As to how long the status quo will remain firmly intact, Kandjeke pointed to the legislation which ends his powers at the doors of parliament.
This is due to the Westminster-inspired auditing system that requires the AG to report to parliament.
Kandjeke conceded that his office needs to be armed with more teeth to effectively hold those entrusted with positions of influence and power accountable.
“Those powers must be accompanied by another body to implement [the findings],” he said before pointing to Ghana, South Africa and Angola as prime examples where auditor generals are effective.
Those countries have a court of accounts systems, which is tailored to hold the executive and civil servants accountable.
He wants the same in Namibia.
The auditor general also proposed that a special parliamentary committee dealing with the implementation of the AG’s recommendations be established.
Moreover, draft legislation on the State Finance Act, wherein the powers and functions of the AG are contained, will soon head to the National Assembly.
The changes aim to strengthen the AG’s office.
“The bill has taken years. We have consulted various stakeholders on how to improve,” he noted without going into the specifics.
“The public accountants’ and auditors’ amendment bill will head to parliament in a year or two. Maybe that will also improve accountability in the public and private sectors. Public input to this is very important,” he emphasised.

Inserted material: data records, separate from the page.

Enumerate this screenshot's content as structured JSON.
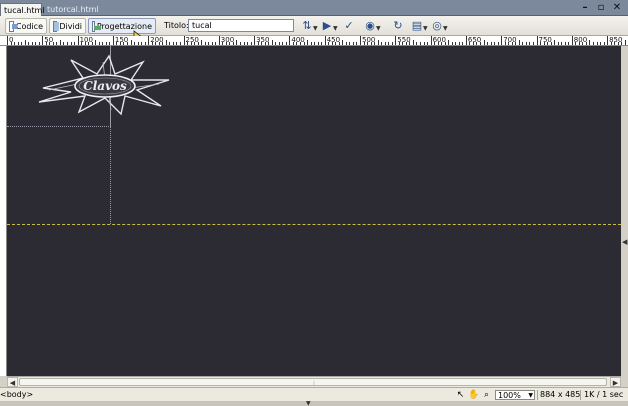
{
  "tabs": [
    {
      "label": "tucal.html",
      "active": true
    },
    {
      "label": "tutorcal.html",
      "active": false
    }
  ],
  "window_controls": {
    "minimize": "–",
    "restore": "▫",
    "close": "✕"
  },
  "toolbar": {
    "code_label": "Codice",
    "split_label": "Dividi",
    "design_label": "Progettazione",
    "title_label": "Titolo:",
    "title_value": "tucal"
  },
  "toolbar_icons": [
    "file-management-icon",
    "preview-icon",
    "refresh-icon",
    "view-options-icon",
    "visual-aids-icon",
    "validate-icon",
    "browser-check-icon"
  ],
  "ruler": {
    "labels": [
      "0",
      "50",
      "100",
      "150",
      "200",
      "250",
      "300",
      "350",
      "400",
      "450",
      "500",
      "550",
      "600",
      "650",
      "700",
      "750",
      "800",
      "850"
    ]
  },
  "logo": {
    "text": "Clavos"
  },
  "statusbar": {
    "tag": "<body>",
    "zoom": "100%",
    "dimensions": "884 x 485",
    "download": "1K / 1 sec"
  },
  "colors": {
    "canvas_bg": "#2c2a33",
    "guide": "#c8c040",
    "tab_strip": "#7c889c"
  }
}
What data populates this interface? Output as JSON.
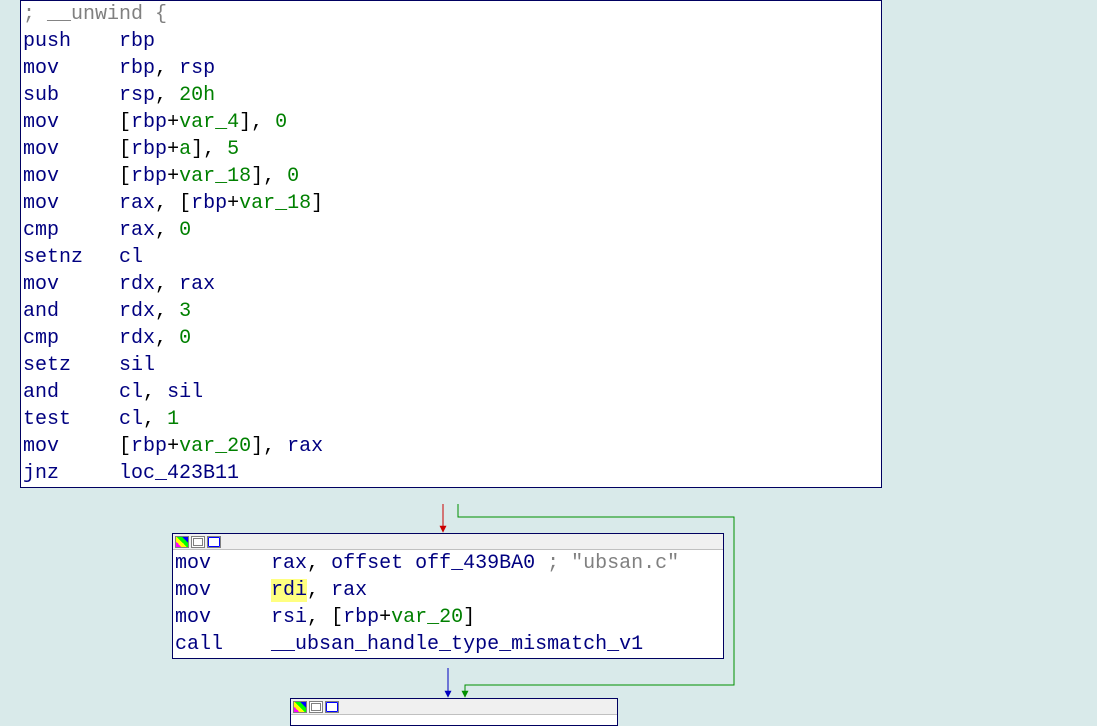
{
  "node1": {
    "l0_c0": "; __unwind {",
    "l1_m": "push",
    "l1_r1": "rbp",
    "l2_m": "mov",
    "l2_r1": "rbp",
    "l2_r2": "rsp",
    "l3_m": "sub",
    "l3_r1": "rsp",
    "l3_n": "20h",
    "l4_m": "mov",
    "l4_b1": "[",
    "l4_r1": "rbp",
    "l4_p": "+",
    "l4_v": "var_4",
    "l4_b2": "], ",
    "l4_n": "0",
    "l5_m": "mov",
    "l5_b1": "[",
    "l5_r1": "rbp",
    "l5_p": "+",
    "l5_v": "a",
    "l5_b2": "], ",
    "l5_n": "5",
    "l6_m": "mov",
    "l6_b1": "[",
    "l6_r1": "rbp",
    "l6_p": "+",
    "l6_v": "var_18",
    "l6_b2": "], ",
    "l6_n": "0",
    "l7_m": "mov",
    "l7_r1": "rax",
    "l7_b1": ", [",
    "l7_r2": "rbp",
    "l7_p": "+",
    "l7_v": "var_18",
    "l7_b2": "]",
    "l8_m": "cmp",
    "l8_r1": "rax",
    "l8_n": "0",
    "l9_m": "setnz",
    "l9_r1": "cl",
    "l10_m": "mov",
    "l10_r1": "rdx",
    "l10_r2": "rax",
    "l11_m": "and",
    "l11_r1": "rdx",
    "l11_n": "3",
    "l12_m": "cmp",
    "l12_r1": "rdx",
    "l12_n": "0",
    "l13_m": "setz",
    "l13_r1": "sil",
    "l14_m": "and",
    "l14_r1": "cl",
    "l14_r2": "sil",
    "l15_m": "test",
    "l15_r1": "cl",
    "l15_n": "1",
    "l16_m": "mov",
    "l16_b1": "[",
    "l16_r1": "rbp",
    "l16_p": "+",
    "l16_v": "var_20",
    "l16_b2": "], ",
    "l16_r2": "rax",
    "l17_m": "jnz",
    "l17_loc": "loc_423B11"
  },
  "node2": {
    "l0_m": "mov",
    "l0_r1": "rax",
    "l0_off": "offset off_439BA0",
    "l0_cmt": " ; \"ubsan.c\"",
    "l1_m": "mov",
    "l1_r1": "rdi",
    "l1_r2": "rax",
    "l2_m": "mov",
    "l2_r1": "rsi",
    "l2_b1": ", [",
    "l2_r2": "rbp",
    "l2_p": "+",
    "l2_v": "var_20",
    "l2_b2": "]",
    "l3_m": "call",
    "l3_fn": "__ubsan_handle_type_mismatch_v1"
  }
}
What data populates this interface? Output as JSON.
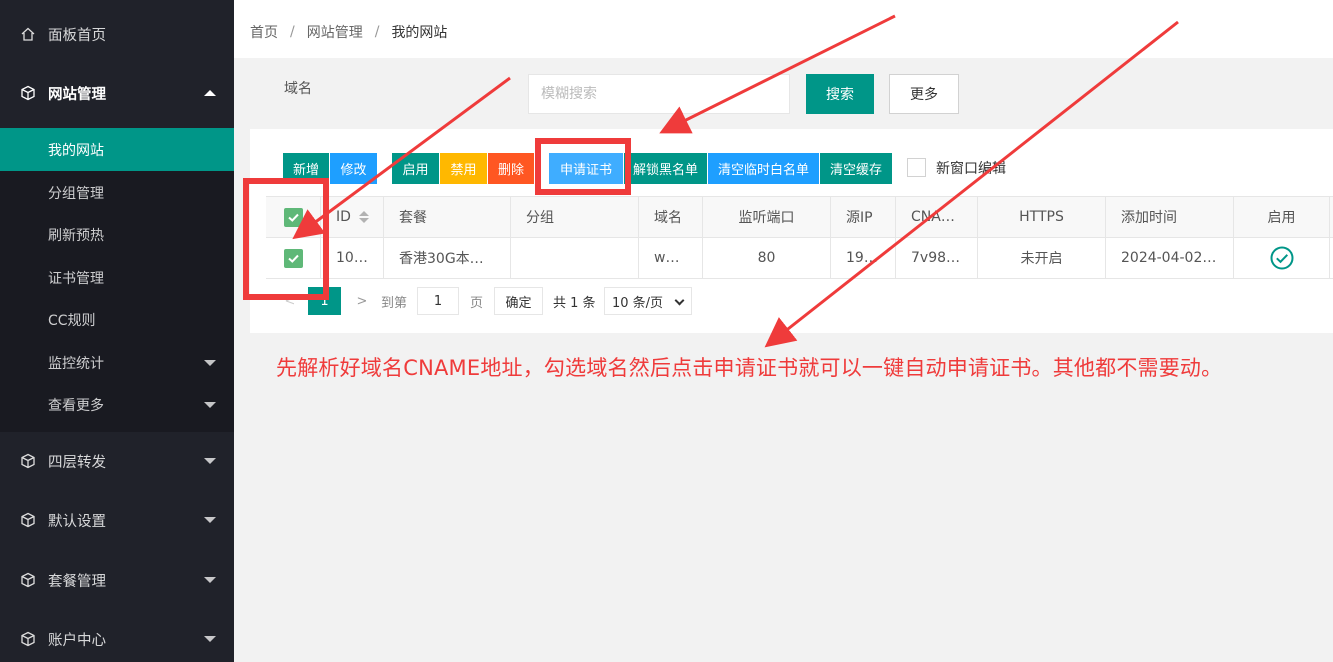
{
  "sidebar": {
    "items": [
      {
        "label": "面板首页"
      },
      {
        "label": "网站管理"
      },
      {
        "label": "四层转发"
      },
      {
        "label": "默认设置"
      },
      {
        "label": "套餐管理"
      },
      {
        "label": "账户中心"
      }
    ],
    "submenu": [
      {
        "label": "我的网站"
      },
      {
        "label": "分组管理"
      },
      {
        "label": "刷新预热"
      },
      {
        "label": "证书管理"
      },
      {
        "label": "CC规则"
      },
      {
        "label": "监控统计"
      },
      {
        "label": "查看更多"
      }
    ]
  },
  "breadcrumb": [
    "首页",
    "网站管理",
    "我的网站"
  ],
  "search": {
    "label": "域名",
    "placeholder": "模糊搜索",
    "search_button": "搜索",
    "more_button": "更多"
  },
  "toolbar": {
    "add": "新增",
    "edit": "修改",
    "enable": "启用",
    "disable": "禁用",
    "delete": "删除",
    "apply_cert": "申请证书",
    "unlock_blacklist": "解锁黑名单",
    "clear_temp_whitelist": "清空临时白名单",
    "clear_cache": "清空缓存",
    "new_window_edit": "新窗口编辑"
  },
  "table": {
    "columns": [
      "ID",
      "套餐",
      "分组",
      "域名",
      "监听端口",
      "源IP",
      "CNA…",
      "HTTPS",
      "添加时间",
      "启用"
    ],
    "rows": [
      {
        "checked": true,
        "id": "10…",
        "plan": "香港30G本…",
        "group": "",
        "domain": "w…",
        "port": "80",
        "source_ip": "19…",
        "cname": "7v98…",
        "https": "未开启",
        "added": "2024-04-02…",
        "enabled": true
      }
    ]
  },
  "pager": {
    "current": "1",
    "goto_label": "到第",
    "goto_value": "1",
    "page_label": "页",
    "confirm": "确定",
    "total": "共 1 条",
    "page_size": "10 条/页"
  },
  "annotation": {
    "text": "先解析好域名CNAME地址，勾选域名然后点击申请证书就可以一键自动申请证书。其他都不需要动。"
  },
  "colors": {
    "sidebar_bg": "#20222a",
    "accent": "#009688",
    "blue": "#1e9fff",
    "orange": "#ffb800",
    "red": "#ff5722",
    "annotation": "#ef3b3b"
  }
}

Like Kandjeke, Rally for Democracy and Progress (RDP) leader Mike Kavekotora, former chair of the Parliamentary Committee on Public Accounts (PAC), said drastic changes ought to take place to address bottlenecks to hold those found wanting liable for their sins.
“The Office of the Auditor General does make recommendations, and then we as the PAC scrutinise them. If they are valid, we also then make recommendations to parliament and the custodian ministry,” the economist-turned-politician said.
“The problem is more on the reluctance of ministers to implement what we would have recommended. That is why rules need to change to make sure that we hold the minister to account.”
A provision exists in the rules and orders governing the National Assembly which compels ministers to act within a certain timeframe of the recommendation, and report back to parliament.
It is, however, ignored with impunity, Kavekotora charged.